Could Priti Patel’s secret meetings in Israel signal a shift in British foreign policy?
Patel heads a department which has a long history of humanitarian and development funding for Palestinians. Indeed she has taken a close interest in that funding, going so far as to announce a review last year which has already resulted in notable cuts of some £17m
Priti Patel has come under fire for holding meetings in Israel during her ‘family holiday’ Getty
Ok, so August may not be as ideal a time as spring for a visit. Tel Aviv is hot but it also has perhaps the best urban beaches in the world to plunge into the Med and cool off. And whether you’re floating in the Dead Sea or climbing Masada at sunrise, kayaking in the River Jordan or snorkelling in the Red Sea off Eilat, Israel is still a great holiday destination.
A pity then that Priti Patel seems to have had so little time to enjoy it on her now famous “family holiday” this summer. It can hardly have been that relaxing given that she averaged one meeting a day with politicians from Israel’s Prime Minister down to officials and voluntary organisations. Meetings of which, despite the fact that such a detailed programme must have been planned in advance, she failed to give the Foreign Office, the British Embassy or for that matter her own Prime Minister, any prior notice.

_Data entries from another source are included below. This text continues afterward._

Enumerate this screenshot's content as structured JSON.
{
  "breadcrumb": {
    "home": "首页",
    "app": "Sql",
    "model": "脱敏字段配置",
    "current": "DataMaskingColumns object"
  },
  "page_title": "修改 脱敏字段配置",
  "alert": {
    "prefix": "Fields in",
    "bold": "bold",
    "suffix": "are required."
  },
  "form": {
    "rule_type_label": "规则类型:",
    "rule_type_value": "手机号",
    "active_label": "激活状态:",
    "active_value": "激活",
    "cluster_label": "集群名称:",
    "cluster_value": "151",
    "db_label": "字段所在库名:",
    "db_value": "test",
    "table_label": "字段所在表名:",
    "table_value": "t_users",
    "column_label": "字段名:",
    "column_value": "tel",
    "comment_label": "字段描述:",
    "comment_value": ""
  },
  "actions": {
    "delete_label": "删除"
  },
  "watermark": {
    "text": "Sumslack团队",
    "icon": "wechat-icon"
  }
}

Much of the debate this has provoked – not to mention the speculation that if Theresa May was stronger she would have actually sacked the International Development Secretary – has concentrated on the gross breach of ministerial protocol involved – unprecedented in the view of the former Foreign Office Permanent Secretary Sir Peter Ricketts. Benjamin Netanyahu is not just any Prime Minister but one in a zone of conflict on which the UK government is supposed to have strong views. Any visiting minister, on holiday or not, would be expected at the very least to call up the embassy and say – “I’m seeing Bibi. Can I come in for a briefing? Is there anything I should be saying to him?” And of course to give a full account of what took place once it had happened.